Under the PSD2, it will be possible for Member States to introduce a 'light regime', which will only be applicable under certain conditions. It is not clear whether such regime will be introduced in the Netherlands.
Access to payment systems
Payment systems will have to have in place objective, non-discriminatory and proportionate rules with regard to access of authorised or registered payment services providers. These rules may not inhibit access more than is necessary to safeguard against specific risks such as settlement risk, operational risk and business risk and to protect the financial and operational stability of the payment systems.
Restriction on charges
Under the current PSD, merchants are allowed to request from the payer a charge, offer him a reduction or otherwise steer him towards the use of the most efficient payments means. However, Member States may (under the current PSD) forbid or limit any such surcharging for its territory.
Currently, some, but not all, Member States have used the option to prohibit such surcharging.
The PSD2 will harmonise surcharging practices. A payment services provider shall not prevent the payee from requesting from the payer a charge, offering him a reduction or otherwise steering him towards the use of a given payment instrument. Any charges applied may, however, not exceed the costs borne by the payee for the use of the specific payment instrument.
Unauthorised payment transactions

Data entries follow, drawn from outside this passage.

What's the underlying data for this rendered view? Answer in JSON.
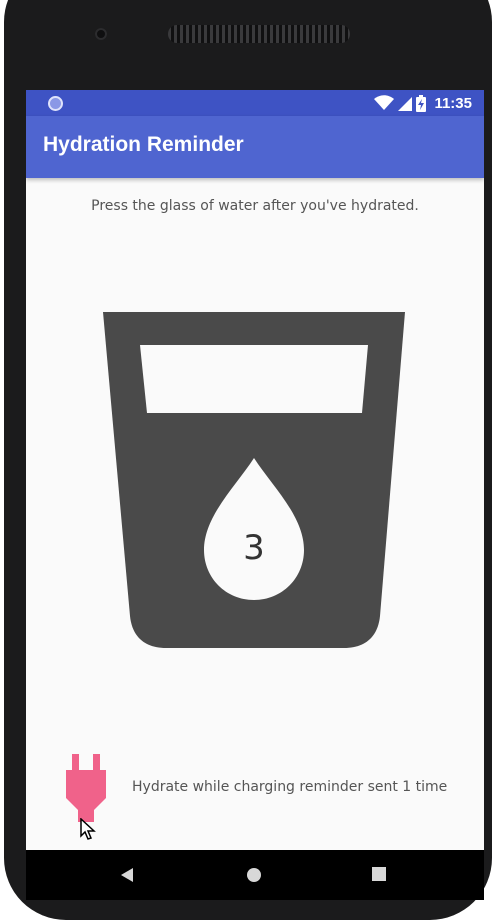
{
  "status_bar": {
    "time": "11:35",
    "icons": [
      "notification-dot-icon",
      "wifi-icon",
      "cell-signal-icon",
      "battery-charging-icon"
    ]
  },
  "app_bar": {
    "title": "Hydration Reminder"
  },
  "main": {
    "instructions": "Press the glass of water after you've hydrated.",
    "water_count": "3",
    "glass_icon": "water-glass-icon",
    "drop_icon": "water-drop-icon"
  },
  "charging": {
    "icon": "power-plug-icon",
    "reminder_text": "Hydrate while charging reminder sent 1 time"
  },
  "nav_bar": {
    "buttons": [
      "back-icon",
      "home-icon",
      "recents-icon"
    ]
  },
  "colors": {
    "status_bar": "#3e53c4",
    "app_bar": "#4f65d0",
    "glass": "#4a4a4a",
    "plug": "#f0628a",
    "background": "#fafafa"
  }
}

In the case of an unauthorised payment transaction, the payer's payment services provider refunds the payer immediately the amount of the unauthorised payment transaction and, where applicable, restores the debited payment account to the state in which it would have been had the unauthorised payment transaction not taken place.

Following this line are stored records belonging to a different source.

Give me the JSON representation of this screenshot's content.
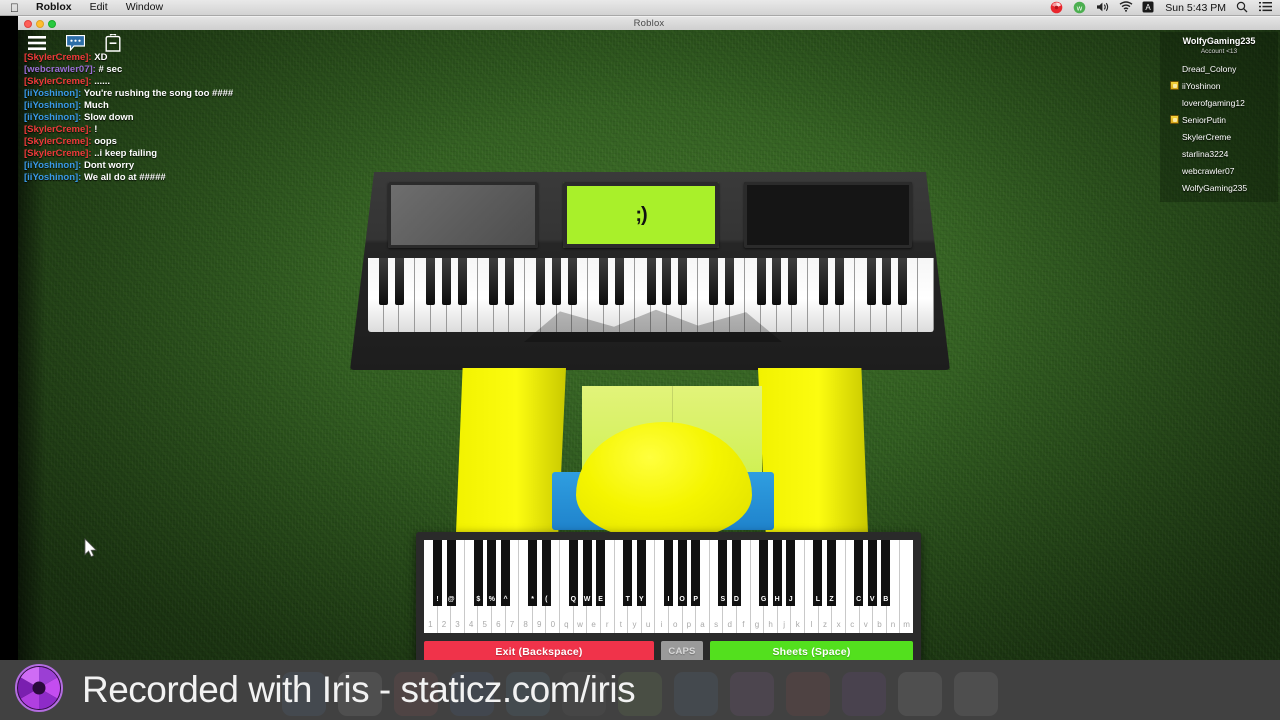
{
  "menubar": {
    "apple_icon": "apple-icon",
    "items": [
      {
        "label": "Roblox",
        "bold": true
      },
      {
        "label": "Edit",
        "bold": false
      },
      {
        "label": "Window",
        "bold": false
      }
    ],
    "status_icons": [
      "iris-shutter-icon",
      "whatsapp-icon",
      "volume-icon",
      "wifi-icon",
      "input-source-icon"
    ],
    "clock": "Sun 5:43 PM",
    "right_icons": [
      "search-icon",
      "notification-center-icon"
    ]
  },
  "window": {
    "title": "Roblox",
    "traffic_lights": [
      "close-button",
      "minimize-button",
      "zoom-button"
    ]
  },
  "topbar": {
    "buttons": [
      {
        "name": "menu-icon",
        "label": "Menu"
      },
      {
        "name": "chat-icon",
        "label": "Chat"
      },
      {
        "name": "backpack-icon",
        "label": "Backpack"
      }
    ]
  },
  "colors": {
    "name_red": "#ee3b3b",
    "name_blue": "#3a9ae8",
    "name_purple": "#9b6fd6",
    "message_white": "#ffffff",
    "exit_button": "#f0334a",
    "caps_button": "#9a9a9a",
    "sheets_button": "#53e01e",
    "lcd_screen": "#a9f02a",
    "avatar_yellow": "#f5f500",
    "avatar_pants_blue": "#1f83cc"
  },
  "chat": {
    "lines": [
      {
        "name": "",
        "message": "",
        "color": "#ffffff",
        "faded": true
      },
      {
        "name": "[SkylerCreme]:",
        "message": "XD",
        "color": "#ee3b3b",
        "faded": false
      },
      {
        "name": "[webcrawler07]:",
        "message": "# sec",
        "color": "#9b6fd6",
        "faded": false
      },
      {
        "name": "[SkylerCreme]:",
        "message": "......",
        "color": "#ee3b3b",
        "faded": false
      },
      {
        "name": "[iiYoshinon]:",
        "message": "You're rushing the song too ####",
        "color": "#3a9ae8",
        "faded": false
      },
      {
        "name": "[iiYoshinon]:",
        "message": "Much",
        "color": "#3a9ae8",
        "faded": false
      },
      {
        "name": "[iiYoshinon]:",
        "message": "Slow down",
        "color": "#3a9ae8",
        "faded": false
      },
      {
        "name": "[SkylerCreme]:",
        "message": "!",
        "color": "#ee3b3b",
        "faded": false
      },
      {
        "name": "[SkylerCreme]:",
        "message": "oops",
        "color": "#ee3b3b",
        "faded": false
      },
      {
        "name": "[SkylerCreme]:",
        "message": "..i keep failing",
        "color": "#ee3b3b",
        "faded": false
      },
      {
        "name": "[iiYoshinon]:",
        "message": "Dont worry",
        "color": "#3a9ae8",
        "faded": false
      },
      {
        "name": "[iiYoshinon]:",
        "message": "We all do at #####",
        "color": "#3a9ae8",
        "faded": false
      }
    ]
  },
  "playerlist": {
    "header_name": "WolfyGaming235",
    "header_account": "Account <13",
    "players": [
      {
        "name": "Dread_Colony",
        "badge": false
      },
      {
        "name": "iiYoshinon",
        "badge": true
      },
      {
        "name": "loverofgaming12",
        "badge": false
      },
      {
        "name": "SeniorPutin",
        "badge": true
      },
      {
        "name": "SkylerCreme",
        "badge": false
      },
      {
        "name": "starlina3224",
        "badge": false
      },
      {
        "name": "webcrawler07",
        "badge": false
      },
      {
        "name": "WolfyGaming235",
        "badge": false
      }
    ]
  },
  "instrument": {
    "lcd_text": ";)",
    "panels": [
      "gray-display-panel",
      "lcd-screen-panel",
      "black-speaker-panel"
    ]
  },
  "piano_gui": {
    "white_key_labels": [
      "1",
      "2",
      "3",
      "4",
      "5",
      "6",
      "7",
      "8",
      "9",
      "0",
      "q",
      "w",
      "e",
      "r",
      "t",
      "y",
      "u",
      "i",
      "o",
      "p",
      "a",
      "s",
      "d",
      "f",
      "g",
      "h",
      "j",
      "k",
      "l",
      "z",
      "x",
      "c",
      "v",
      "b",
      "n",
      "m"
    ],
    "black_keys": [
      {
        "label": "!",
        "after": 0
      },
      {
        "label": "@",
        "after": 1
      },
      {
        "label": "$",
        "after": 3
      },
      {
        "label": "%",
        "after": 4
      },
      {
        "label": "^",
        "after": 5
      },
      {
        "label": "*",
        "after": 7
      },
      {
        "label": "(",
        "after": 8
      },
      {
        "label": "Q",
        "after": 10
      },
      {
        "label": "W",
        "after": 11
      },
      {
        "label": "E",
        "after": 12
      },
      {
        "label": "T",
        "after": 14
      },
      {
        "label": "Y",
        "after": 15
      },
      {
        "label": "I",
        "after": 17
      },
      {
        "label": "O",
        "after": 18
      },
      {
        "label": "P",
        "after": 19
      },
      {
        "label": "S",
        "after": 21
      },
      {
        "label": "D",
        "after": 22
      },
      {
        "label": "G",
        "after": 24
      },
      {
        "label": "H",
        "after": 25
      },
      {
        "label": "J",
        "after": 26
      },
      {
        "label": "L",
        "after": 28
      },
      {
        "label": "Z",
        "after": 29
      },
      {
        "label": "C",
        "after": 31
      },
      {
        "label": "V",
        "after": 32
      },
      {
        "label": "B",
        "after": 33
      }
    ],
    "buttons": {
      "exit": "Exit (Backspace)",
      "caps": "CAPS",
      "sheets": "Sheets (Space)"
    }
  },
  "watermark": {
    "text": "Recorded with Iris - staticz.com/iris",
    "logo": "iris-aperture-logo"
  },
  "dock": {
    "icons": [
      "finder-icon",
      "launchpad-icon",
      "calendar-icon",
      "app-store-icon",
      "safari-icon",
      "dashboard-icon",
      "photos-icon",
      "mail-icon",
      "itunes-icon",
      "roblox-icon",
      "iris-icon",
      "finder-window-icon",
      "trash-icon"
    ]
  }
}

The payer, however, may be obliged to bear the losses relating to any unauthorised payment transactions, up to a maximum of 50 euro, resulting from the use of a lost or stolen payment instrument or from the misappropriation of a payment instrument.
Except in case of fraud and gross negligence, the maximum amount a payment user could under any circumstances be obliged to pay in case of an unauthorised payment transaction will be decreased from the current amount of 150 euro to 50 euro.
Refunds for payment transactions
Under certain conditions, a payer is entitled to a refund from the payment services provider of an authorised payment transaction initiated by or through a payee, provided that the good or service paid for has not yet been consumed. This provision is in line with the SEPA Core Direct Debit Rulebook.
Out-of-court complaint procedures
Member States will have to ensure that procedures are set up which allow payment services users and other interested parties, such as consumer associations, to submit complaints to the competent authorities with regard to payment services providers' alleged infringements of the PSD2.
Internal dispute resolution
Furthermore, payment services providers will have to put in place adequate and effective consumer complaint resolution procedures for the settlement of complaints of payment services users concerning the rights and obligations arising under the PSD2.
Payment services providers will have to make every possible effort to reply, in writing, to the payment services users' complaints, addressing all points raised, within an adequate timeframe and at the latest within 15 business days. In exceptional cases, this deadline can be extended.
Under the PSD2, payment services providers and third party payment providers can be held liable for breaches of the national provisions adopted pursuant to the directive. Competent authorities will have the right to take appropriate administrative measures and impose administrative sanctions where breaches of duties imposed by the PSD2 by payment services providers and third party payments providers occur.